Why TeleSign Takeover Could Be Game-Changer for BICS
Softly spoken and unruffled, Daniel Kurgan, the CEO of BICS, does not seem like a man about to complete one of the most transformative deals in his company's history. But the pending $230 million takeover of a Californian software player called TeleSign could be far more game-changing for the Belgian telco than its price tag implies. (See Eurobites: BICS Bags TeleSign for $230M.)
If that takeover goes as planned, it could turn what has essentially been a wholesale pipe provider for telcos into a much more "digital" entity, offering a variety of cloud-based goodies to Internet companies as well as traditional telco clients. It will, in other words, mean catering to new types of customers, providing new types of service and adapting to a completely different business model.
Adaptation is essential. As the international carrier division of Belgian telco incumbent Proximus (formerly Belgacom), BICS is known to mobile operators globally as one of the world's biggest players in the roaming ecosystem. (The BICS acronym stands for Belgacom International Carrier Services.) Like its chief rival Syniverse, it is a vital link between mobile operators in different countries when globetrotting phone users connect to an overseas network. But this business is shrinking unstoppably as wholesale rates are squeezed by competition, regulation and new technologies. In the recent April-to-June quarter, overall BICS revenues shrank 12.9%, to €312 million ($367 million), compared with the year-earlier period.

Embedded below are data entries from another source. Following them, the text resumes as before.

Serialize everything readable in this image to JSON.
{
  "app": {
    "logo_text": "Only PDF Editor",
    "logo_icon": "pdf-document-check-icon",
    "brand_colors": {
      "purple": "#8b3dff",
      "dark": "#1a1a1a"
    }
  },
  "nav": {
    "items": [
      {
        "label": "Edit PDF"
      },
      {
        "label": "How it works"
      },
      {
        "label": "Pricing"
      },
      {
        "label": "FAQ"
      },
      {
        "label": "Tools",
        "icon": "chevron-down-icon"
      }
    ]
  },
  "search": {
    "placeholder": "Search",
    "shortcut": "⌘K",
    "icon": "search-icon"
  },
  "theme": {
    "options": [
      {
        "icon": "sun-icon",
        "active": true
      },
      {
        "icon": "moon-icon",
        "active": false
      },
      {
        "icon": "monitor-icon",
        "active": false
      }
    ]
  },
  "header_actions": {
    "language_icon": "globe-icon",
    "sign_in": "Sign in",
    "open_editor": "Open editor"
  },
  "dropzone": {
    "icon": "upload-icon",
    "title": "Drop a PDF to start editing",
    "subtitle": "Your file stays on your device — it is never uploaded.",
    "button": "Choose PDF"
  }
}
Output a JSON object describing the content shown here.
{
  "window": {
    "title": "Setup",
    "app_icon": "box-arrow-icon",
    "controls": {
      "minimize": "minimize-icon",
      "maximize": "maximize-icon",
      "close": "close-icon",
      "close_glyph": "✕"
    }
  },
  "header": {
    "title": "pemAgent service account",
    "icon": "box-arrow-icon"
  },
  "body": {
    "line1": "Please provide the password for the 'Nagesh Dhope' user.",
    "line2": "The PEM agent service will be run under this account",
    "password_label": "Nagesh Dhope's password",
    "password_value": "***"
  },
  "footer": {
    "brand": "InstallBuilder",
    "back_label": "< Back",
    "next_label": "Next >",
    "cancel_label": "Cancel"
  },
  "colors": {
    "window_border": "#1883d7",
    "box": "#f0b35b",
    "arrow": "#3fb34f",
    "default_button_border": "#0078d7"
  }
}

"How can we offset the irreversible decline with new services or streams for other types of clients?" asked Kurgan rhetorically at a press briefing in London this week.
Executing a strategic change of direction has not been straightforward. Much as Syniverse Technologies LLC is doing, BICS has been expanding into markets outside the telco sector and launching new value-added services -- including data analytics, business intelligence, fraud prevention and security offerings -- for existing and prospective customers. Revenues from these services are growing at a double-digit percentage rate, says Kurgan. Yet the increase has not been sufficient to compensate for the slowdown at the mainstream business. Sales and marketing channels to Internet companies have been missing. And BICS has lacked the experience to deal with all their demands. (See As Its Roaming Empire Declines, Syniverse Gets Enterprising .)
These shortcomings mean the acquisition of TeleSign Corp. carries major strategic significance. Founded in 2005, the Californian company has previously specialized in fraud prevention for Internet companies, providing services like two-factor authentication. Today, it supports nine of the top ten websites in the US and 20 of the top 25 globally. As a self-described CPaaS (for communications platform-as-a-service) company, it has the digital DNA that Kurgan craves.
The plan now is to give TeleSign full responsibility for the sales and marketing outreach to Internet companies. With so little overlap between BICS and TeleSign, this seems unlikely to involve too much awkwardness: Of TeleSign's 500 "digital" customers, only five are also customers of BICS, says Kurgan. And while TeleSign is much smaller than BICS in sales terms -- generating about $100 million in annual revenues, next to the €1.46 billion ($1.72 billion) that BICS made last year -- the contrast is less stark when it comes to staff numbers. Including about 250 people whom BICS employs indirectly through an outsourcing company in Ukraine, BICS currently has about 800 workers. TeleSign employs around 300.
While TeleSign will continue to operate as an independent unit within BICS, the takeover could entail some transfer of employees between the two organizations. But there are no plans for major headcount reductions. "This is about growth and development," says Kurgan. "We could have hired staff to develop some things, but now we won't have to because we've got TeleSign." The combination inevitably means that annual revenues per employee will initially drop from about $2.15 million to $1.65 million. But investors will be able to live with that if the deal pays off in other ways.
The degree of success in these digital endeavors will undoubtedly be the yardstick by which Kurgan is measured. BICS' shareholders, which include Proximus (with a 57.6% stake) as well as Swisscom AG (NYSE: SCM) (with 22.4%) and Africa's MTN Group Ltd. (20%), are at least sympathetic to his mainstream plight. "Part of the topline decline is beyond control because termination rates are going down and we are an intermediary," says Kurgan. "Shareholders are telcos and understand this."
Next page: Stopping the rot